watch out for nick heidfeld i believe the kids got talent. a lot of new rule changes to this year.

Bi-directional telemetry, which enables teams to remotely control systems on the cars, a system that returned to F1 last year and used several times such as at Monaco by McLaren when it needed to redirect oil flow in the engine powering David Coulthard’s car, will be banned.

Radio communication between the team and driver will also be outlawed, placing great importance on pit-board communication between officials and their drivers.

Only two cars will be allowed on race weekends, which means teams cannot take spare cars to events. However, while it was not explained, it is expected those who have signed up for the Friday testing plan will still be able to use their t-cars because the two-hour session before the free practice session on Friday morning is not part of the race weekend, even though it will be run on the host circuit.

Cars will also be placed in parc fermé after the second Saturday afternoon qualifying session and kept there until just before the race. For this period teams will not be able to work on the cars except under strict supervision although the FIA said it would be open to negotiations over releasing cars temporarily from impoundment so teams can run during the half-hour warm-up on Sunday morning.

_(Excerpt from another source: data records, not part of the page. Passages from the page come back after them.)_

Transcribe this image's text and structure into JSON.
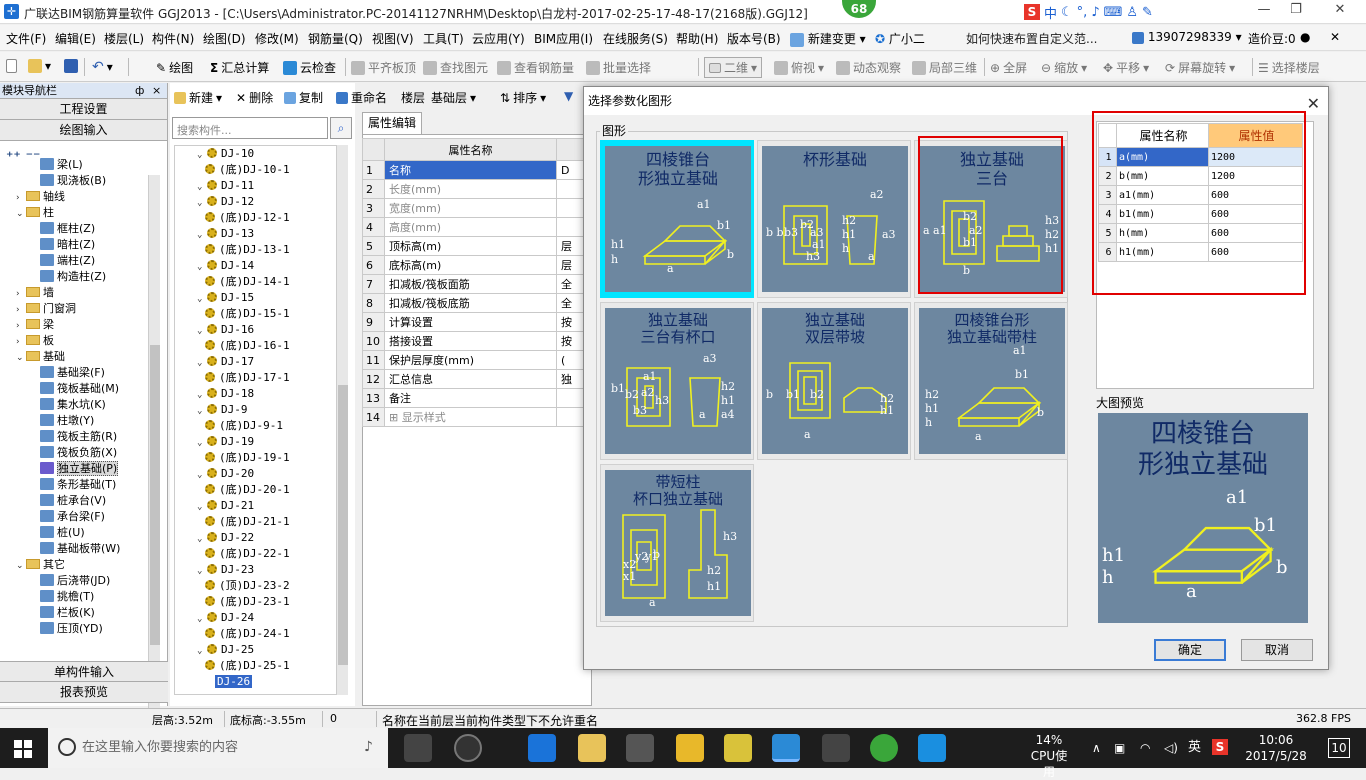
{
  "window": {
    "title": "广联达BIM钢筋算量软件 GGJ2013 - [C:\\Users\\Administrator.PC-20141127NRHM\\Desktop\\白龙村-2017-02-25-17-48-17(2168版).GGJ12]",
    "badge": "68",
    "ime_label": "中"
  },
  "menubar": {
    "items": [
      "文件(F)",
      "编辑(E)",
      "楼层(L)",
      "构件(N)",
      "绘图(D)",
      "修改(M)",
      "钢筋量(Q)",
      "视图(V)",
      "工具(T)",
      "云应用(Y)",
      "BIM应用(I)",
      "在线服务(S)",
      "帮助(H)",
      "版本号(B)"
    ],
    "new_change": "新建变更",
    "assistant": "广小二",
    "help_link": "如何快速布置自定义范...",
    "phone": "13907298339",
    "beans": "造价豆:0"
  },
  "toolbar": {
    "draw": "绘图",
    "sum_calc": "汇总计算",
    "cloud_check": "云检查",
    "flush_board": "平齐板顶",
    "find_elem": "查找图元",
    "view_rebar": "查看钢筋量",
    "batch_select": "批量选择",
    "view_mode": "二维",
    "top_view": "俯视",
    "dynamic_view": "动态观察",
    "local_3d": "局部三维",
    "fullscreen": "全屏",
    "zoom": "缩放",
    "pan": "平移",
    "rotate": "屏幕旋转",
    "select_floor": "选择楼层"
  },
  "nav": {
    "header": "模块导航栏",
    "pin": "ф",
    "btn_project": "工程设置",
    "btn_draw": "绘图输入",
    "btn_single": "单构件输入",
    "btn_report": "报表预览",
    "tree": [
      {
        "label": "梁(L)",
        "type": "leaf",
        "indent": 3
      },
      {
        "label": "现浇板(B)",
        "type": "leaf",
        "indent": 3
      },
      {
        "label": "轴线",
        "type": "folder",
        "indent": 1,
        "exp": ">"
      },
      {
        "label": "柱",
        "type": "folder",
        "indent": 1,
        "exp": "v"
      },
      {
        "label": "框柱(Z)",
        "type": "leaf",
        "indent": 3
      },
      {
        "label": "暗柱(Z)",
        "type": "leaf",
        "indent": 3
      },
      {
        "label": "端柱(Z)",
        "type": "leaf",
        "indent": 3
      },
      {
        "label": "构造柱(Z)",
        "type": "leaf",
        "indent": 3
      },
      {
        "label": "墙",
        "type": "folder",
        "indent": 1,
        "exp": ">"
      },
      {
        "label": "门窗洞",
        "type": "folder",
        "indent": 1,
        "exp": ">"
      },
      {
        "label": "梁",
        "type": "folder",
        "indent": 1,
        "exp": ">"
      },
      {
        "label": "板",
        "type": "folder",
        "indent": 1,
        "exp": ">"
      },
      {
        "label": "基础",
        "type": "folder",
        "indent": 1,
        "exp": "v"
      },
      {
        "label": "基础梁(F)",
        "type": "leaf",
        "indent": 3
      },
      {
        "label": "筏板基础(M)",
        "type": "leaf",
        "indent": 3
      },
      {
        "label": "集水坑(K)",
        "type": "leaf",
        "indent": 3
      },
      {
        "label": "柱墩(Y)",
        "type": "leaf",
        "indent": 3
      },
      {
        "label": "筏板主筋(R)",
        "type": "leaf",
        "indent": 3
      },
      {
        "label": "筏板负筋(X)",
        "type": "leaf",
        "indent": 3
      },
      {
        "label": "独立基础(P)",
        "type": "leaf",
        "indent": 3,
        "selected": true
      },
      {
        "label": "条形基础(T)",
        "type": "leaf",
        "indent": 3
      },
      {
        "label": "桩承台(V)",
        "type": "leaf",
        "indent": 3
      },
      {
        "label": "承台梁(F)",
        "type": "leaf",
        "indent": 3
      },
      {
        "label": "桩(U)",
        "type": "leaf",
        "indent": 3
      },
      {
        "label": "基础板带(W)",
        "type": "leaf",
        "indent": 3
      },
      {
        "label": "其它",
        "type": "folder",
        "indent": 1,
        "exp": "v"
      },
      {
        "label": "后浇带(JD)",
        "type": "leaf",
        "indent": 3
      },
      {
        "label": "挑檐(T)",
        "type": "leaf",
        "indent": 3
      },
      {
        "label": "栏板(K)",
        "type": "leaf",
        "indent": 3
      },
      {
        "label": "压顶(YD)",
        "type": "leaf",
        "indent": 3
      }
    ]
  },
  "component_toolbar": {
    "new": "新建",
    "delete": "删除",
    "copy": "复制",
    "rename": "重命名",
    "floor": "楼层",
    "floor_value": "基础层",
    "sort": "排序"
  },
  "component_list": {
    "search_placeholder": "搜索构件...",
    "items": [
      {
        "label": "DJ-10",
        "level": 0
      },
      {
        "label": "(底)DJ-10-1",
        "level": 1
      },
      {
        "label": "DJ-11",
        "level": 0
      },
      {
        "label": "DJ-12",
        "level": 0
      },
      {
        "label": "(底)DJ-12-1",
        "level": 1
      },
      {
        "label": "DJ-13",
        "level": 0
      },
      {
        "label": "(底)DJ-13-1",
        "level": 1
      },
      {
        "label": "DJ-14",
        "level": 0
      },
      {
        "label": "(底)DJ-14-1",
        "level": 1
      },
      {
        "label": "DJ-15",
        "level": 0
      },
      {
        "label": "(底)DJ-15-1",
        "level": 1
      },
      {
        "label": "DJ-16",
        "level": 0
      },
      {
        "label": "(底)DJ-16-1",
        "level": 1
      },
      {
        "label": "DJ-17",
        "level": 0
      },
      {
        "label": "(底)DJ-17-1",
        "level": 1
      },
      {
        "label": "DJ-18",
        "level": 0
      },
      {
        "label": "DJ-9",
        "level": 0
      },
      {
        "label": "(底)DJ-9-1",
        "level": 1
      },
      {
        "label": "DJ-19",
        "level": 0
      },
      {
        "label": "(底)DJ-19-1",
        "level": 1
      },
      {
        "label": "DJ-20",
        "level": 0
      },
      {
        "label": "(底)DJ-20-1",
        "level": 1
      },
      {
        "label": "DJ-21",
        "level": 0
      },
      {
        "label": "(底)DJ-21-1",
        "level": 1
      },
      {
        "label": "DJ-22",
        "level": 0
      },
      {
        "label": "(底)DJ-22-1",
        "level": 1
      },
      {
        "label": "DJ-23",
        "level": 0
      },
      {
        "label": "(顶)DJ-23-2",
        "level": 1
      },
      {
        "label": "(底)DJ-23-1",
        "level": 1
      },
      {
        "label": "DJ-24",
        "level": 0
      },
      {
        "label": "(底)DJ-24-1",
        "level": 1
      },
      {
        "label": "DJ-25",
        "level": 0
      },
      {
        "label": "(底)DJ-25-1",
        "level": 1
      },
      {
        "label": "DJ-26",
        "level": 0,
        "selected": true
      }
    ]
  },
  "property_editor": {
    "tab": "属性编辑",
    "col_name": "属性名称",
    "rows": [
      {
        "n": "1",
        "name": "名称",
        "val": "D",
        "selected": true
      },
      {
        "n": "2",
        "name": "长度(mm)",
        "val": "",
        "gray": true
      },
      {
        "n": "3",
        "name": "宽度(mm)",
        "val": "",
        "gray": true
      },
      {
        "n": "4",
        "name": "高度(mm)",
        "val": "",
        "gray": true
      },
      {
        "n": "5",
        "name": "顶标高(m)",
        "val": "层"
      },
      {
        "n": "6",
        "name": "底标高(m)",
        "val": "层"
      },
      {
        "n": "7",
        "name": "扣减板/筏板面筋",
        "val": "全"
      },
      {
        "n": "8",
        "name": "扣减板/筏板底筋",
        "val": "全"
      },
      {
        "n": "9",
        "name": "计算设置",
        "val": "按"
      },
      {
        "n": "10",
        "name": "搭接设置",
        "val": "按"
      },
      {
        "n": "11",
        "name": "保护层厚度(mm)",
        "val": "("
      },
      {
        "n": "12",
        "name": "汇总信息",
        "val": "独"
      },
      {
        "n": "13",
        "name": "备注",
        "val": ""
      },
      {
        "n": "14",
        "name": "显示样式",
        "val": "",
        "gray": true,
        "expand": "+"
      }
    ]
  },
  "dialog": {
    "title": "选择参数化图形",
    "group_label": "图形",
    "shapes": [
      {
        "title": "四棱锥台\n形独立基础",
        "labels": [
          "a1",
          "b1",
          "h1",
          "h",
          "a",
          "b"
        ],
        "active": true
      },
      {
        "title": "杯形基础",
        "labels": [
          "a2",
          "b b",
          "b3",
          "b2",
          "a3",
          "a1",
          "h3",
          "h2",
          "h1",
          "h",
          "a3",
          "a"
        ]
      },
      {
        "title": "独立基础\n三台",
        "labels": [
          "a a1",
          "b2",
          "a2",
          "b1",
          "h3",
          "h2",
          "h1",
          "b"
        ],
        "highlighted": true
      },
      {
        "title": "独立基础\n三台有杯口",
        "labels": [
          "a3",
          "a1",
          "b1",
          "a2",
          "b3",
          "b2",
          "h3",
          "h2",
          "h1",
          "a4",
          "a"
        ]
      },
      {
        "title": "独立基础\n双层带坡",
        "labels": [
          "b",
          "b1",
          "b2",
          "a",
          "h2",
          "h1"
        ]
      },
      {
        "title": "四棱锥台形\n独立基础带柱",
        "labels": [
          "a1",
          "b1",
          "h2",
          "h1",
          "h",
          "a",
          "b"
        ]
      },
      {
        "title": "带短柱\n杯口独立基础",
        "labels": [
          "x2",
          "y2",
          "x1",
          "y1",
          "b",
          "h3",
          "h2",
          "h1",
          "a"
        ]
      }
    ],
    "param_header_name": "属性名称",
    "param_header_value": "属性值",
    "params": [
      {
        "n": "1",
        "name": "a(mm)",
        "value": "1200",
        "selected": true
      },
      {
        "n": "2",
        "name": "b(mm)",
        "value": "1200"
      },
      {
        "n": "3",
        "name": "a1(mm)",
        "value": "600"
      },
      {
        "n": "4",
        "name": "b1(mm)",
        "value": "600"
      },
      {
        "n": "5",
        "name": "h(mm)",
        "value": "600"
      },
      {
        "n": "6",
        "name": "h1(mm)",
        "value": "600"
      }
    ],
    "preview_label": "大图预览",
    "preview_title": "四棱锥台\n形独立基础",
    "preview_labels": [
      "a1",
      "b1",
      "h1",
      "h",
      "a",
      "b"
    ],
    "ok": "确定",
    "cancel": "取消"
  },
  "statusbar": {
    "floor_height": "层高:3.52m",
    "bottom_elev": "底标高:-3.55m",
    "zero": "0",
    "message": "名称在当前层当前构件类型下不允许重名",
    "fps": "362.8 FPS"
  },
  "taskbar": {
    "search_placeholder": "在这里输入你要搜索的内容",
    "cpu_percent": "14%",
    "cpu_label": "CPU使用",
    "lang": "英",
    "time": "10:06",
    "date": "2017/5/28",
    "notify_count": "10"
  },
  "colors": {
    "shape_bg": "#6d87a0",
    "active_cyan": "#00e5ff",
    "highlight_red": "#e00000",
    "selection_blue": "#3367c8"
  }
}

Drivers will not be able to drive with traction control, launch control or automatic gearboxes from now on. Driver aids will be banned, including traction control, launch control, and fully automatic gearboxes, which have been used by teams since May 2001 when the FIA agreed let them use unrestricted engine electronics having had to back down on its stance on the grounds that its equipment was not able to detect control software within complex lines of programming code.

The FIA said that if teams incurred high costs by switching over in time for the 2003 season it would a allow them to carry on using them for all of or part of the season but that 2004 would see a complete ban. This will more than likely see standardised ECUs brought into the sport, each governed by a universal software programme.

Finally, there will be a provision in the rules for teams to share components other than engines and gearboxes as part of cost-saving initiatives.

These changes, coupled with sporting rules changes such as the new qualifying format, will mean Formula One will be a significantly different sport in 2003 compared to 2002.

The new campaign starts in Melbourne in less than eight weeks